Roy, 41, (42 on Jan 21) took a few minutes off his gardening duties for a mid-morning celebration with his fellow workers at the insistence of Trewithen's owner, Michael Galsworthy.
He was presented with an engraved tankard that Mr Galsworthy promised to fill with beer for him at the end of the working day – although for the purposes of the party it was strictly tea and cakes only.
"This is what I call a family celebration!" said Mr Galsworthy. "I have always said that everyone at Trewithen is part of the family, we have extremely good solidarity here. We've only had three head gardeners in the last 100 years."
Mr Galsworthy went on the congratulate Roy for his excellent work over quarter of a century that has seen both good and difficult times at Trewithen. He particularly thanked Roy for his help during and after the hurricane of October 1987 when he played an essential role in saving and clearing the affected trees and working to restore Trewithen's award-winning beauty.
"Today the focus is on you Roy. We are here to celebrate 25 years of what is an outstanding achievement. We are hugely grateful for all you have done and I look forward, if you can stand it, to working with you for another 25 years."
Roy joined the Trewithen team as part of the Government of the time's Youth Training Scheme (YTS) just six months after leaving school. His potential and passion for gardening was spotted and he was offered a full time job as his YTS came to and end.

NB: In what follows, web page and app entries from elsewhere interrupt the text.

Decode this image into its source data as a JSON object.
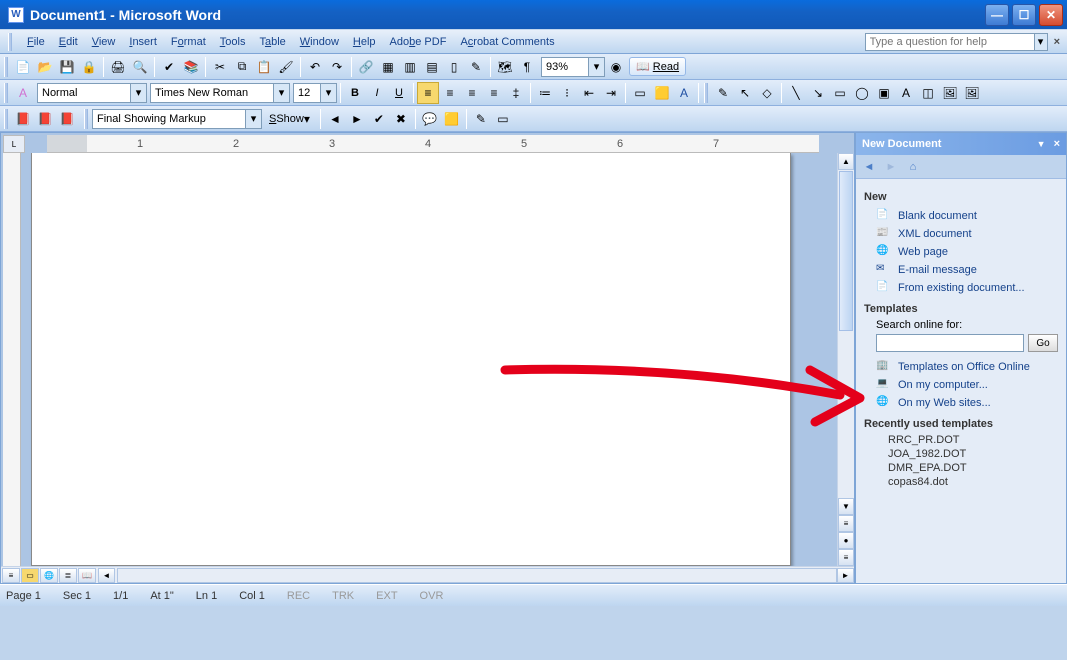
{
  "window": {
    "title": "Document1 - Microsoft Word"
  },
  "menus": [
    "File",
    "Edit",
    "View",
    "Insert",
    "Format",
    "Tools",
    "Table",
    "Window",
    "Help",
    "Adobe PDF",
    "Acrobat Comments"
  ],
  "help_placeholder": "Type a question for help",
  "formatting": {
    "style": "Normal",
    "font": "Times New Roman",
    "size": "12",
    "zoom": "93%",
    "read": "Read"
  },
  "reviewing": {
    "display": "Final Showing Markup",
    "show": "Show"
  },
  "ruler_marks": [
    "1",
    "2",
    "3",
    "4",
    "5",
    "6",
    "7"
  ],
  "status": {
    "page": "Page 1",
    "sec": "Sec 1",
    "pages": "1/1",
    "at": "At 1\"",
    "ln": "Ln 1",
    "col": "Col 1",
    "rec": "REC",
    "trk": "TRK",
    "ext": "EXT",
    "ovr": "OVR"
  },
  "taskpane": {
    "title": "New Document",
    "sections": {
      "new_title": "New",
      "new_items": [
        "Blank document",
        "XML document",
        "Web page",
        "E-mail message",
        "From existing document..."
      ],
      "templates_title": "Templates",
      "search_label": "Search online for:",
      "go": "Go",
      "template_items": [
        "Templates on Office Online",
        "On my computer...",
        "On my Web sites..."
      ],
      "recent_title": "Recently used templates",
      "recent_items": [
        "RRC_PR.DOT",
        "JOA_1982.DOT",
        "DMR_EPA.DOT",
        "copas84.dot"
      ]
    }
  }
}
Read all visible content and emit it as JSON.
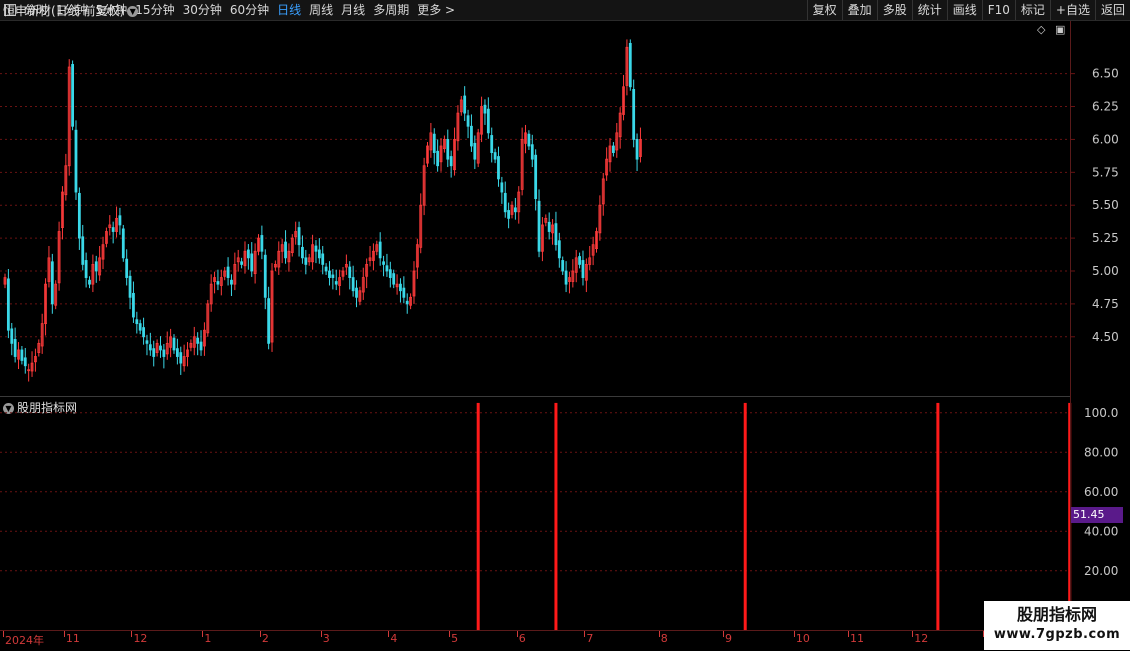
{
  "toolbar": {
    "periods": [
      "分时",
      "1分钟",
      "5分钟",
      "15分钟",
      "30分钟",
      "60分钟",
      "日线",
      "周线",
      "月线",
      "多周期",
      "更多 >"
    ],
    "active_period": "日线",
    "actions": [
      "复权",
      "叠加",
      "多股",
      "统计",
      "画线",
      "F10",
      "标记",
      "+自选",
      "返回"
    ]
  },
  "stock": {
    "title": "恒申新材(日线 前复权)"
  },
  "price_axis": {
    "ticks": [
      "6.50",
      "6.25",
      "6.00",
      "5.75",
      "5.50",
      "5.25",
      "5.00",
      "4.75",
      "4.50"
    ],
    "tick_values": [
      6.5,
      6.25,
      6.0,
      5.75,
      5.5,
      5.25,
      5.0,
      4.75,
      4.5
    ],
    "range": [
      4.05,
      6.9
    ]
  },
  "indicator": {
    "title": "股朋指标网",
    "axis_ticks": [
      "100.0",
      "80.00",
      "60.00",
      "40.00",
      "20.00"
    ],
    "axis_values": [
      100,
      80,
      60,
      40,
      20
    ],
    "range": [
      -10,
      108
    ],
    "current_value": "51.45",
    "signal_value": 105,
    "signal_indices": [
      140,
      163,
      219,
      276,
      315
    ]
  },
  "date_axis": {
    "labels": [
      "2024年",
      "11",
      "12",
      "1",
      "2",
      "3",
      "4",
      "5",
      "6",
      "7",
      "8",
      "9",
      "10",
      "11",
      "12",
      "1"
    ],
    "label_indices": [
      0,
      18,
      38,
      59,
      76,
      94,
      114,
      132,
      152,
      172,
      194,
      213,
      234,
      250,
      269,
      290
    ]
  },
  "colors": {
    "up": "#ff3b3b",
    "down": "#3ad8e8",
    "grid": "#6a1212",
    "signal": "#ff1a1a",
    "axis_text": "#d23a3a"
  },
  "watermark": {
    "title": "股朋指标网",
    "url": "www.7gpzb.com"
  },
  "chart_data": {
    "type": "candlestick",
    "title": "",
    "note": "daily OHLC, approximate",
    "closes": [
      4.95,
      4.55,
      4.45,
      4.35,
      4.4,
      4.32,
      4.28,
      4.25,
      4.3,
      4.35,
      4.45,
      4.6,
      4.9,
      5.1,
      4.75,
      4.9,
      5.3,
      5.6,
      5.8,
      6.55,
      6.1,
      5.6,
      5.25,
      5.05,
      4.95,
      4.9,
      5.05,
      5.0,
      5.1,
      5.2,
      5.3,
      5.35,
      5.3,
      5.4,
      5.35,
      5.1,
      4.95,
      4.8,
      4.65,
      4.6,
      4.55,
      4.5,
      4.45,
      4.4,
      4.35,
      4.45,
      4.4,
      4.35,
      4.45,
      4.5,
      4.4,
      4.35,
      4.3,
      4.35,
      4.4,
      4.45,
      4.5,
      4.45,
      4.4,
      4.55,
      4.75,
      4.9,
      4.95,
      4.9,
      4.95,
      5.0,
      4.95,
      4.9,
      5.05,
      5.1,
      5.05,
      5.15,
      5.1,
      5.0,
      5.15,
      5.25,
      5.15,
      4.8,
      4.45,
      5.0,
      5.05,
      5.15,
      5.2,
      5.1,
      5.15,
      5.25,
      5.3,
      5.2,
      5.1,
      5.05,
      5.1,
      5.2,
      5.15,
      5.1,
      5.05,
      5.0,
      4.95,
      4.95,
      4.9,
      4.95,
      5.0,
      5.05,
      4.95,
      4.85,
      4.8,
      4.85,
      4.95,
      5.05,
      5.1,
      5.15,
      5.2,
      5.1,
      5.05,
      5.0,
      4.95,
      4.9,
      4.9,
      4.85,
      4.8,
      4.75,
      4.8,
      5.0,
      5.2,
      5.5,
      5.8,
      5.95,
      6.05,
      5.9,
      5.8,
      5.95,
      6.0,
      5.85,
      5.8,
      6.0,
      6.2,
      6.3,
      6.2,
      6.1,
      5.95,
      5.85,
      6.05,
      6.25,
      6.2,
      6.05,
      5.9,
      5.85,
      5.7,
      5.6,
      5.45,
      5.4,
      5.5,
      5.45,
      5.6,
      6.0,
      6.05,
      5.95,
      5.85,
      5.55,
      5.15,
      5.35,
      5.4,
      5.3,
      5.35,
      5.2,
      5.1,
      5.0,
      4.9,
      4.95,
      5.0,
      5.1,
      5.05,
      4.95,
      5.05,
      5.1,
      5.2,
      5.3,
      5.5,
      5.7,
      5.85,
      5.95,
      5.9,
      6.05,
      6.2,
      6.4,
      6.7,
      6.4,
      6.0,
      5.85,
      6.0
    ]
  }
}
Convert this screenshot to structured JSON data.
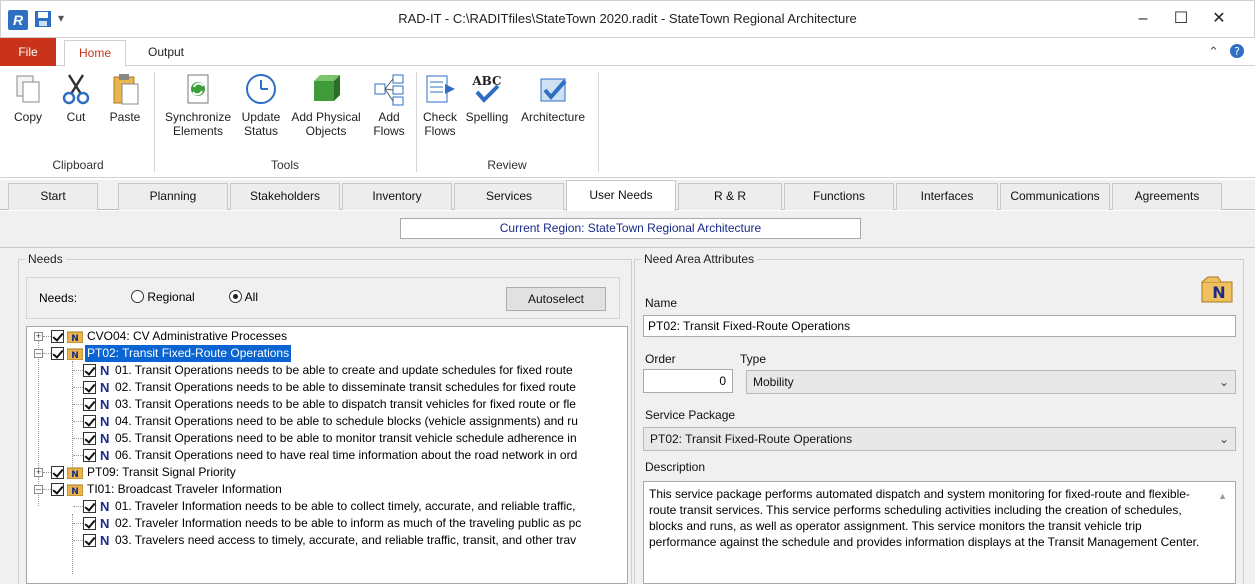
{
  "window": {
    "title": "RAD-IT - C:\\RADITfiles\\StateTown 2020.radit - StateTown Regional Architecture",
    "app_icon_letter": "R",
    "minimize": "–",
    "maximize": "☐",
    "close": "✕"
  },
  "ribbon_tabs": {
    "file": "File",
    "home": "Home",
    "output": "Output"
  },
  "ribbon": {
    "clipboard": {
      "label": "Clipboard",
      "copy": "Copy",
      "cut": "Cut",
      "paste": "Paste"
    },
    "tools": {
      "label": "Tools",
      "sync_1": "Synchronize",
      "sync_2": "Elements",
      "update_1": "Update",
      "update_2": "Status",
      "addphys_1": "Add Physical",
      "addphys_2": "Objects",
      "addflows_1": "Add",
      "addflows_2": "Flows"
    },
    "review": {
      "label": "Review",
      "check_1": "Check",
      "check_2": "Flows",
      "spelling": "Spelling",
      "architecture": "Architecture",
      "abc": "ABC"
    }
  },
  "main_tabs": [
    "Start",
    "Planning",
    "Stakeholders",
    "Inventory",
    "Services",
    "User Needs",
    "R & R",
    "Functions",
    "Interfaces",
    "Communications",
    "Agreements"
  ],
  "active_tab": "User Needs",
  "current_region": "Current Region: StateTown Regional Architecture",
  "needs": {
    "group_label": "Needs",
    "needs_label": "Needs:",
    "regional": "Regional",
    "all": "All",
    "autoselect": "Autoselect",
    "tree": [
      {
        "kind": "area",
        "text": "CVO04: CV Administrative Processes",
        "expanded": false
      },
      {
        "kind": "area",
        "text": "PT02: Transit Fixed-Route Operations",
        "expanded": true,
        "selected": true
      },
      {
        "kind": "need",
        "text": "01. Transit Operations needs to be able to create and update schedules for fixed route"
      },
      {
        "kind": "need",
        "text": "02. Transit Operations needs to be able to disseminate transit schedules for fixed route"
      },
      {
        "kind": "need",
        "text": "03. Transit Operations needs to be able to dispatch transit vehicles for fixed route or fle"
      },
      {
        "kind": "need",
        "text": "04. Transit Operations need to be able to schedule blocks (vehicle assignments) and ru"
      },
      {
        "kind": "need",
        "text": "05. Transit Operations need to be able to monitor transit vehicle schedule adherence in"
      },
      {
        "kind": "need",
        "text": "06. Transit Operations need to have real time information about the road network in ord"
      },
      {
        "kind": "area",
        "text": "PT09: Transit Signal Priority",
        "expanded": false
      },
      {
        "kind": "area",
        "text": "TI01: Broadcast Traveler Information",
        "expanded": true
      },
      {
        "kind": "need",
        "text": "01. Traveler Information needs to be able to collect timely, accurate, and reliable traffic,"
      },
      {
        "kind": "need",
        "text": "02. Traveler Information needs to be able to inform as much of the traveling public as pc"
      },
      {
        "kind": "need",
        "text": "03. Travelers need access to timely, accurate, and reliable traffic, transit, and other trav"
      }
    ]
  },
  "attributes": {
    "group_label": "Need Area Attributes",
    "name_label": "Name",
    "name_value": "PT02: Transit Fixed-Route Operations",
    "order_label": "Order",
    "order_value": "0",
    "type_label": "Type",
    "type_value": "Mobility",
    "service_label": "Service Package",
    "service_value": "PT02: Transit Fixed-Route Operations",
    "description_label": "Description",
    "description": "This service package performs automated dispatch and system monitoring for fixed-route and flexible-route transit services.  This service performs scheduling activities including the creation of schedules, blocks and runs, as well as operator assignment.  This service monitors the transit vehicle trip performance against the schedule and provides information displays at the Transit Management Center."
  },
  "colors": {
    "file_tab": "#c9331b",
    "selection": "#0a64d2",
    "region_text": "#1a2b8a"
  }
}
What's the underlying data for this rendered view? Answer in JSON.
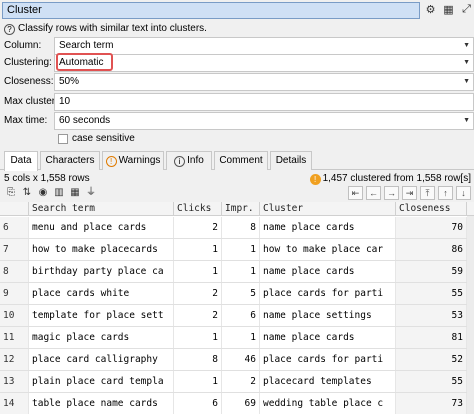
{
  "title": "Cluster",
  "help_text": "Classify rows with similar text into clusters.",
  "fields": {
    "column": {
      "label": "Column:",
      "value": "Search term"
    },
    "clustering": {
      "label": "Clustering:",
      "value": "Automatic"
    },
    "closeness": {
      "label": "Closeness:",
      "value": "50%"
    },
    "max_clusters": {
      "label": "Max clusters:",
      "value": "10"
    },
    "max_time": {
      "label": "Max time:",
      "value": "60 seconds"
    },
    "case_sensitive": {
      "label": "case sensitive",
      "checked": false
    }
  },
  "tabs": [
    {
      "label": "Data",
      "active": true
    },
    {
      "label": "Characters"
    },
    {
      "label": "Warnings"
    },
    {
      "label": "Info"
    },
    {
      "label": "Comment"
    },
    {
      "label": "Details"
    }
  ],
  "status": {
    "dims": "5 cols x 1,558 rows",
    "clustered": "1,457 clustered from 1,558 row[s]"
  },
  "table": {
    "columns": [
      "Search term",
      "Clicks",
      "Impr.",
      "Cluster",
      "Closeness"
    ],
    "rows": [
      {
        "idx": "6",
        "term": "menu and place cards",
        "clicks": "2",
        "impr": "8",
        "cluster": "name place cards",
        "closeness": "70"
      },
      {
        "idx": "7",
        "term": "how to make placecards",
        "clicks": "1",
        "impr": "1",
        "cluster": "how to make place car",
        "closeness": "86"
      },
      {
        "idx": "8",
        "term": "birthday party place ca",
        "clicks": "1",
        "impr": "1",
        "cluster": "name place cards",
        "closeness": "59"
      },
      {
        "idx": "9",
        "term": "place cards white",
        "clicks": "2",
        "impr": "5",
        "cluster": "place cards for parti",
        "closeness": "55"
      },
      {
        "idx": "10",
        "term": "template for place sett",
        "clicks": "2",
        "impr": "6",
        "cluster": "name place settings",
        "closeness": "53"
      },
      {
        "idx": "11",
        "term": "magic place cards",
        "clicks": "1",
        "impr": "1",
        "cluster": "name place cards",
        "closeness": "81"
      },
      {
        "idx": "12",
        "term": "place card calligraphy",
        "clicks": "8",
        "impr": "46",
        "cluster": "place cards for parti",
        "closeness": "52"
      },
      {
        "idx": "13",
        "term": "plain place card templa",
        "clicks": "1",
        "impr": "2",
        "cluster": "placecard templates",
        "closeness": "55"
      },
      {
        "idx": "14",
        "term": "table place name cards",
        "clicks": "6",
        "impr": "69",
        "cluster": "wedding table place c",
        "closeness": "73"
      }
    ]
  }
}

"I was so pleased to be offered the job," said Roy. "I had always loved gardening as a boy. I started by helping my dad grow vegetables but I was always more interested in shrubs so working at Trewithen has been perfect. Spring time at Trewithen is so special when everything is budding and turning into bloom. I've stayed this long because I enjoy it, but it really doesn't feel like 25 years."
Roy's co-worker, Neil Trebillcock, is next in line for the silver service celebration in seven years time. He too joined the gardening team straight from school on the advice of his father, Ronald, who worked at Trewithen until retirement.